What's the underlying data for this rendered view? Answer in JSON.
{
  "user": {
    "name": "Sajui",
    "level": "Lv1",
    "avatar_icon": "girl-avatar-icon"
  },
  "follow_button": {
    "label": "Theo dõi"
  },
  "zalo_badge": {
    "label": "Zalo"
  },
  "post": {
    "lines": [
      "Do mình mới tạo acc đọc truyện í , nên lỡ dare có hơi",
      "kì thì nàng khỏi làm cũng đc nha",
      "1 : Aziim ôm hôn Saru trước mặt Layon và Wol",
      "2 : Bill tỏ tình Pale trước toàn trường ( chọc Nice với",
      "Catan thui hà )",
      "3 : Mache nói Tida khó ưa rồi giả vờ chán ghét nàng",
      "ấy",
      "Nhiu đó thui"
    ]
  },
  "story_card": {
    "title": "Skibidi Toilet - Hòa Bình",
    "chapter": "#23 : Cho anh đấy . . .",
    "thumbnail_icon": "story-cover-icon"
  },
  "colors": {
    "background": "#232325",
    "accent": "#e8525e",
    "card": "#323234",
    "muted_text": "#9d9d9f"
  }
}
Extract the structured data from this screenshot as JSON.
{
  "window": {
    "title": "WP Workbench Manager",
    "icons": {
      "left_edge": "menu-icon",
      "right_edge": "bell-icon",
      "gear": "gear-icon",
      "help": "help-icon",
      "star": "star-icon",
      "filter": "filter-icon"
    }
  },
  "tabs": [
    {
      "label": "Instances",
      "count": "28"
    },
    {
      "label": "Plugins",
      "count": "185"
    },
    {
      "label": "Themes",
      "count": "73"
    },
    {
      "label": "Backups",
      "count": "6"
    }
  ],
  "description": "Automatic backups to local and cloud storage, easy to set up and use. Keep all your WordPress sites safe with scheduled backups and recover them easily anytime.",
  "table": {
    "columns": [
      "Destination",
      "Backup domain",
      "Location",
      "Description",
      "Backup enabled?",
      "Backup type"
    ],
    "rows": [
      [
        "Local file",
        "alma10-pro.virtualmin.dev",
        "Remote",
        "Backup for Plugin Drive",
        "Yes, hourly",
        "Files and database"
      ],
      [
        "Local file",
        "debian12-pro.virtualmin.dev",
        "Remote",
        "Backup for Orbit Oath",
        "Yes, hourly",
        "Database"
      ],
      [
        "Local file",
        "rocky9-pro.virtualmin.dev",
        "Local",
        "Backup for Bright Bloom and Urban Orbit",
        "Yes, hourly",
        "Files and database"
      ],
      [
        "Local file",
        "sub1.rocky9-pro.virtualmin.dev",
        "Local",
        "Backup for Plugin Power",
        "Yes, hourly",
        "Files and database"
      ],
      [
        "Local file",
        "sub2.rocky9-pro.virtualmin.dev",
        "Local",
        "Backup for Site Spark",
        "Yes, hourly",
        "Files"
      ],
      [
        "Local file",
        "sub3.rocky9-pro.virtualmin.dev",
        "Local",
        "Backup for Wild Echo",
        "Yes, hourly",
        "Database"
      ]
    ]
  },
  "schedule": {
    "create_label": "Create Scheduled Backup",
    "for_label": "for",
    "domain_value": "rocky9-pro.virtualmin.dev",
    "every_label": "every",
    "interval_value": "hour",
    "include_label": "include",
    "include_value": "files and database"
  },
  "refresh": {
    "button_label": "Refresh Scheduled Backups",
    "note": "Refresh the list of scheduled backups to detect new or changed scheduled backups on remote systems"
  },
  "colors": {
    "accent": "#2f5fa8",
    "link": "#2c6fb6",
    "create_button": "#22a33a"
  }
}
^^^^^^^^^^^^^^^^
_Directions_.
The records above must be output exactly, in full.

_Response area_.
What's the underlying data for this rendered view? Answer in JSON.
{
  "user": {
    "name": "Sajui",
    "level": "Lv1",
    "avatar_icon": "girl-avatar-icon"
  },
  "follow_button": {
    "label": "Theo dõi"
  },
  "zalo_badge": {
    "label": "Zalo"
  },
  "post": {
    "lines": [
      "Do mình mới tạo acc đọc truyện í , nên lỡ dare có hơi",
      "kì thì nàng khỏi làm cũng đc nha",
      "1 : Aziim ôm hôn Saru trước mặt Layon và Wol",
      "2 : Bill tỏ tình Pale trước toàn trường ( chọc Nice với",
      "Catan thui hà )",
      "3 : Mache nói Tida khó ưa rồi giả vờ chán ghét nàng",
      "ấy",
      "Nhiu đó thui"
    ]
  },
  "story_card": {
    "title": "Skibidi Toilet - Hòa Bình",
    "chapter": "#23 : Cho anh đấy . . .",
    "thumbnail_icon": "story-cover-icon"
  },
  "colors": {
    "background": "#232325",
    "accent": "#e8525e",
    "card": "#323234",
    "muted_text": "#9d9d9f"
  }
}
Extract the structured data from this screenshot as JSON.
{
  "window": {
    "title": "WP Workbench Manager",
    "icons": {
      "left_edge": "menu-icon",
      "right_edge": "bell-icon",
      "gear": "gear-icon",
      "help": "help-icon",
      "star": "star-icon",
      "filter": "filter-icon"
    }
  },
  "tabs": [
    {
      "label": "Instances",
      "count": "28"
    },
    {
      "label": "Plugins",
      "count": "185"
    },
    {
      "label": "Themes",
      "count": "73"
    },
    {
      "label": "Backups",
      "count": "6"
    }
  ],
  "description": "Automatic backups to local and cloud storage, easy to set up and use. Keep all your WordPress sites safe with scheduled backups and recover them easily anytime.",
  "table": {
    "columns": [
      "Destination",
      "Backup domain",
      "Location",
      "Description",
      "Backup enabled?",
      "Backup type"
    ],
    "rows": [
      [
        "Local file",
        "alma10-pro.virtualmin.dev",
        "Remote",
        "Backup for Plugin Drive",
        "Yes, hourly",
        "Files and database"
      ],
      [
        "Local file",
        "debian12-pro.virtualmin.dev",
        "Remote",
        "Backup for Orbit Oath",
        "Yes, hourly",
        "Database"
      ],
      [
        "Local file",
        "rocky9-pro.virtualmin.dev",
        "Local",
        "Backup for Bright Bloom and Urban Orbit",
        "Yes, hourly",
        "Files and database"
      ],
      [
        "Local file",
        "sub1.rocky9-pro.virtualmin.dev",
        "Local",
        "Backup for Plugin Power",
        "Yes, hourly",
        "Files and database"
      ],
      [
        "Local file",
        "sub2.rocky9-pro.virtualmin.dev",
        "Local",
        "Backup for Site Spark",
        "Yes, hourly",
        "Files"
      ],
      [
        "Local file",
        "sub3.rocky9-pro.virtualmin.dev",
        "Local",
        "Backup for Wild Echo",
        "Yes, hourly",
        "Database"
      ]
    ]
  },
  "schedule": {
    "create_label": "Create Scheduled Backup",
    "for_label": "for",
    "domain_value": "rocky9-pro.virtualmin.dev",
    "every_label": "every",
    "interval_value": "hour",
    "include_label": "include",
    "include_value": "files and database"
  },
  "refresh": {
    "button_label": "Refresh Scheduled Backups",
    "note": "Refresh the list of scheduled backups to detect new or changed scheduled backups on remote systems"
  },
  "colors": {
    "accent": "#2f5fa8",
    "link": "#2c6fb6",
    "create_button": "#22a33a"
  }
}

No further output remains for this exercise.